Washington, DC
San Francisco, CA




Home
Price Modern wanted an organic, motion-like pattern to redesign building facade of their Baltimore office furniture store. Modeled after local water reserve, Jones Falls.

Designed while working on Price Modern team at Gensler.

The Survivalist Essential Kit was created for my alter ego persona, Suri A. Preppers. Channeling her design aesthetic, I crafted and curated a 14-essentials item kit along with a booklet, poster and logo stamp for those eager to make the leap.




The Community Map is the first step in getting to know and understand a neighborhood and visually documenting those findings in order to begin to establish relevant and useful connections. While interning at Gensler Architecture firm, one of my main tasks was to design and build their Community Mapping process.

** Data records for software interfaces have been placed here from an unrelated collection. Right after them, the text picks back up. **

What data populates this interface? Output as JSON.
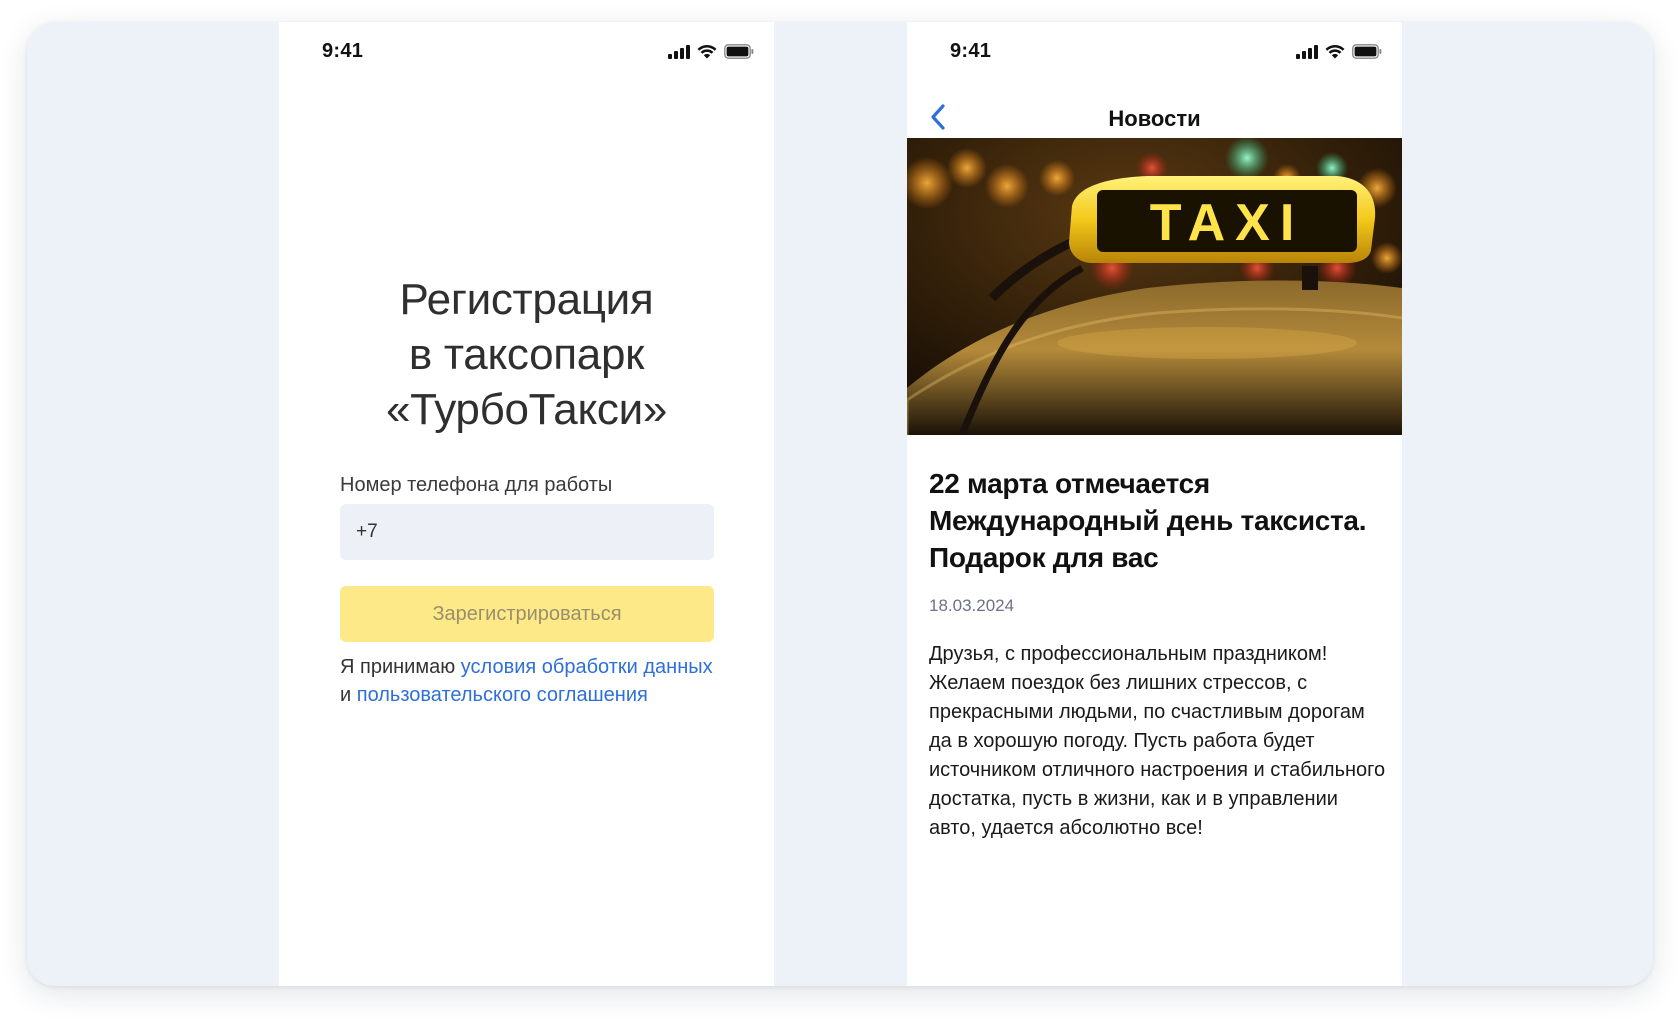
{
  "colors": {
    "stage_bg": "#edf2f9",
    "link": "#2e6fd8",
    "button_bg": "#fde988",
    "button_text": "#9a8f6a",
    "input_bg": "#edf1f7",
    "back_arrow": "#2e6fd8"
  },
  "registration_screen": {
    "status_bar": {
      "time": "9:41",
      "icons": [
        "cellular-signal-icon",
        "wifi-icon",
        "battery-icon"
      ]
    },
    "title_lines": [
      "Регистрация",
      "в таксопарк",
      "«ТурбоТакси»"
    ],
    "phone_field": {
      "label": "Номер телефона для работы",
      "value": "+7",
      "placeholder": ""
    },
    "register_button_label": "Зарегистрироваться",
    "terms": {
      "prefix": "Я принимаю ",
      "link1": "условия обработки данных",
      "middle": " и ",
      "link2": "пользовательского соглашения"
    }
  },
  "news_screen": {
    "status_bar": {
      "time": "9:41",
      "icons": [
        "cellular-signal-icon",
        "wifi-icon",
        "battery-icon"
      ]
    },
    "nav": {
      "title": "Новости",
      "back_icon": "chevron-left-icon"
    },
    "hero_image": {
      "sign_text": "TAXI"
    },
    "article": {
      "title": "22 марта отмечается Международный день таксиста. Подарок для вас",
      "date": "18.03.2024",
      "body": "Друзья, с профессиональным праздником! Желаем поездок без лишних стрессов, с прекрасными людьми, по счастливым дорогам да в хорошую погоду. Пусть работа будет источником отличного настроения и стабильного достатка, пусть в жизни, как и в управлении авто, удается абсолютно все!"
    }
  }
}
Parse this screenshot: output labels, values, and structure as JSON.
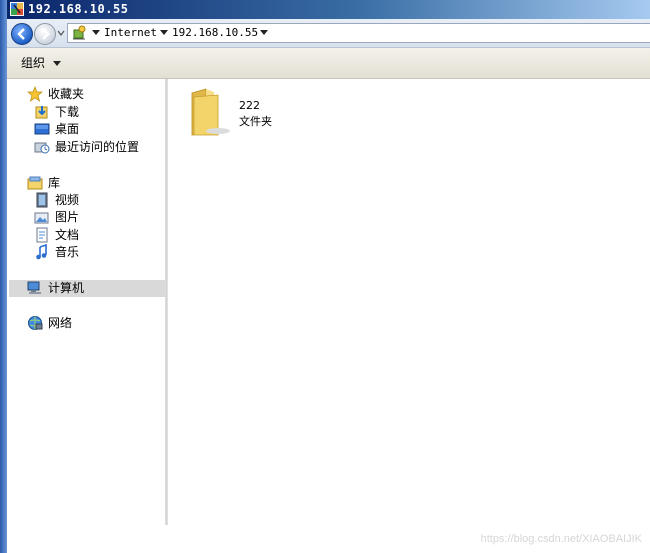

For the design and build of the maps used Mapbox's TileMill to provide a vector-based, zoomable method to output the maps. The TileMill process was also employed to make the maps more portable to a web or mobile interface. I also used Adobe Illustrator to future customize the maps for print.